Vision and Principles of the Safer Speed Plan
Spokes Canterbury strongly supports the vision and principles of the Safer Speed Plan.
The research is clear that speed is a factor in death and serious injury and the risk is significantly reduced by lowering speeds in neighbourhood streets. There is now growing evidence in Aotearoa, confirming international research, that reducing speeds has a significant impact on reducing deaths and serious injuries.
Pedestrian and cyclists are more vulnerable to harm. Research by Auckland Transport showed that nearly half of people who die or seriously injured on Auckland roads are walking (18%), cycling (8%), or riding a motorcycle (20%).
Reducing speed has many benefits including:
- Encouraging more people to cycle and walk as they feel safer
- Encouraging parents to allow their children to walk or cycle to school independently
- Fewer people seriously injured or killed, which has a flow on effect on families, our health and wellbeing, our health and court systems, and business productivity.

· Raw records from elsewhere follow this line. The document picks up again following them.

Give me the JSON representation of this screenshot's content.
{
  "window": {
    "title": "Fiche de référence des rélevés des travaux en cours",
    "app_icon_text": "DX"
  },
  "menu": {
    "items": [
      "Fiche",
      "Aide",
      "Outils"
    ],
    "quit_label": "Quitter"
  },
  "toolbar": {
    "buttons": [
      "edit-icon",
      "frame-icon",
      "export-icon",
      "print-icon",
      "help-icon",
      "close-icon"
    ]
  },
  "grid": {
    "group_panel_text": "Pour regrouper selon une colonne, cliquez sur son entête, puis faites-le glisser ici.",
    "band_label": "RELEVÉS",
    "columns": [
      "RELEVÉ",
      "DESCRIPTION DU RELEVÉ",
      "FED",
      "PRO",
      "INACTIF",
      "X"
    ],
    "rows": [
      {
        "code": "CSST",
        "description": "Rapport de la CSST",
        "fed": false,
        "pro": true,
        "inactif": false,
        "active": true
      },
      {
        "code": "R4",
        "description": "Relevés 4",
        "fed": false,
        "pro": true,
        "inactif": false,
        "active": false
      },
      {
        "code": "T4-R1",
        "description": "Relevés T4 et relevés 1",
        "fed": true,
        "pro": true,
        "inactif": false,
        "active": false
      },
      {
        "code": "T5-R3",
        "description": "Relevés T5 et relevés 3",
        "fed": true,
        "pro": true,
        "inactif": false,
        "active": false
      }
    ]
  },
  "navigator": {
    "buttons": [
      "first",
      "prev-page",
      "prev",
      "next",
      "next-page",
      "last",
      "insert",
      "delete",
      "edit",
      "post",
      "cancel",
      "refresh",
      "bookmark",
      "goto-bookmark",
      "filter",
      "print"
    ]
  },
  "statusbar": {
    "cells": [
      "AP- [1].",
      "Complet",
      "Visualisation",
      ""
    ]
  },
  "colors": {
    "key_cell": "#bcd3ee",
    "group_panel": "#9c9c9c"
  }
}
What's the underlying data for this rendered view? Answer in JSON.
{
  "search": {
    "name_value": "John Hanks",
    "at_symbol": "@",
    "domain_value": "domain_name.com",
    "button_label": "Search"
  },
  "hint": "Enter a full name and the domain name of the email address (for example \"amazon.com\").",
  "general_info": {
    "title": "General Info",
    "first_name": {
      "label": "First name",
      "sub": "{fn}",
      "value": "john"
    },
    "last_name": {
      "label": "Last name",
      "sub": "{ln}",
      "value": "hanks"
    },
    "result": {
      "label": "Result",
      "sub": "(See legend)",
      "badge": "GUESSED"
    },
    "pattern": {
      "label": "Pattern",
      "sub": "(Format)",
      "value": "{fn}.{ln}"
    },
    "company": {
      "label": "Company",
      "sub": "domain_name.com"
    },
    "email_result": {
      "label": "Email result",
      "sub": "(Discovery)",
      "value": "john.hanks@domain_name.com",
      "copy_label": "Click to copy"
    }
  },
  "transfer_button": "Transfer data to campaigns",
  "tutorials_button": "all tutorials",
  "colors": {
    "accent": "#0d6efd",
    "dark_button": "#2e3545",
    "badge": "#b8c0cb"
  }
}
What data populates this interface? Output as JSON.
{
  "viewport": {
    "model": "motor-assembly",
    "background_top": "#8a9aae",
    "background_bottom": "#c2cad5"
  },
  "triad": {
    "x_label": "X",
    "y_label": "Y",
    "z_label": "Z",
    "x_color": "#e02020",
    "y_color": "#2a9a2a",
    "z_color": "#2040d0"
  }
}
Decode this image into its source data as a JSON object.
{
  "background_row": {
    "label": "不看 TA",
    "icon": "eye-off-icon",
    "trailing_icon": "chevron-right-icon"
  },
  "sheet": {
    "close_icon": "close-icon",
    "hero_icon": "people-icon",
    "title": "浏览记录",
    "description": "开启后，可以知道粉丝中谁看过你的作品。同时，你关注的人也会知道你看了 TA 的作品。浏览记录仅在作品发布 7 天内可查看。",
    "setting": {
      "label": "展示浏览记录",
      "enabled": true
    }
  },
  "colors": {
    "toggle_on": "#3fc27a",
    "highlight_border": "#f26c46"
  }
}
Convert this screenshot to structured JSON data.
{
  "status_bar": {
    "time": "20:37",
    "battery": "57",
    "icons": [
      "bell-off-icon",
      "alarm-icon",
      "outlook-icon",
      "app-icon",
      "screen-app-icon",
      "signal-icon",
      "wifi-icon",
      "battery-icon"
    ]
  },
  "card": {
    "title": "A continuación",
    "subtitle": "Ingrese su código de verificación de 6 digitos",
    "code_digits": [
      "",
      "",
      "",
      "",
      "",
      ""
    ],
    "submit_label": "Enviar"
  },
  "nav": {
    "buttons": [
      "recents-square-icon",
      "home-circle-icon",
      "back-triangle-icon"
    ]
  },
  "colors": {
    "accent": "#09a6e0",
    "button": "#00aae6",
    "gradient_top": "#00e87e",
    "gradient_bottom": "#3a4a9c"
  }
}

- Fewer animals seriously injured or killed
- Less noise.
- Lower emissions and pollution. Higher emissions are created when a vehicle repeatedly breaks and accelerates. (Research has found that in urban areas the optimum speed limit to minimise emissions for small petrol cars is 28.2km/h. For larger vehicles, diesels and SUVs, CO2 emissions are minimised with a maximum speed of 20km/h. Prof Simon Kingham, Nov 2022)
- Lower speed limits have also been shown to reduce health inequalities. One of the UK’s most eminent experts, Oxford University’s Professor Danny Dorling, said a 20 mile per hour (30km/h) speed limit was “the most effective thing a local authority can do to reduce health inequalities”. In Aotearoa, road injury and death disproportionately affect Māori, younger people and low-income communities.
- Making Christchurch and Banks Peninsula a more desirable place to live, work and play makes good economic sense.
- Showing the World that Christchurch is serious about climate action and adaptation in time for the 8th Adaptation Futures Conference (AF2025) in 2025, which is part of the United Nations World Adaptation Science Programme (WASP) to be held at Te Pae.
Christchurch Central City 30km/h Zone Impact
The Christchurch Central City 30km/h Zone has worked. There has been a reduction in serious injuries. If the speed limit had remained 50km/h 17 additional people per year would have been injured of killed (Glen Korey, 2023 Australasian Road Safety Conference).
International studies concur. A study of the implementation of the London City 20 mph (32Km/h) zone found a 61% reduction in total injuries, but a 70% reduction in child pedestrian injuries, and a 48% reduction in child cyclist injuries (Cairns J. J., et al. 2014)
Some of the common misconceptions are:
“It does not improve safety as accidents still happen”
- Accidents will continue to happen but the consequences will be much less severe. In Papanui (see fig 4) where streets were reduced to a mixture of 30, 40 and 50km/h, crashes reduced 9% per year however injuries reduced 44% due to lower speeds.
“You need to fix the roads and focus on bad drivers instead!”
- It is not just bad drivers. Everybody makes mistakes. “If all road users followed all the rules, fatalities would only fall by around 50% and injuries by 30%” (Glen Koorey, 2023)
- Safety improvements to roads and intersections continue to be made and have a positive impact, however it is not practically or financially possible to fix all of our roads.
- Police and cameras cannot be everywhere and fines do not deter bad drivers
“It takes a lot longer to get somewhere and impacts on productivity”
- Research has shown that people over estimate the extra time taken.
- The productivity of those injured or killed, their whānau, friends and colleagues should to also be taken into account, as should the productivity of the health, police and court systems.
- Slower speed reduces stress which actually increases productivity. Cycling is even better at reducing stress and is more likely to happen when people feel safe.
- The vision and principles of slower speeds is sound.
- Success is focusing on reducing mean speeds, not 100% compliance from all drivers. Any reduction in speed is a safety win.
Three-Year Implementation Plan
Spokes strongly supports the three-year (and ten-year) implementation plan for all suburbs.
Spokes prefers that most streets are reduced to 30km/h or lower as research shows this has the most cost/benefit for all.
Priority should go to:
- Safe ways for children to independently get to schools, recreation and sport facilities and libraries
- Safe shopping areas
- Areas with high numbers of Māori, younger people and low-income communities who are more likely to be involved in crashes
- Areas where residents mostly welcome the changes. This allows others to see the benefits.
- Consistency rather than every road different so that drivers are aware of the speed limit. The default should be 30km/h unless otherwise indicated.
- Clearly delineating which roads are 30km/h local roads and 40km/h arterials roads in ways that encourage drivers to stay on arterial roads rather than trying to rat run through slower speed areas.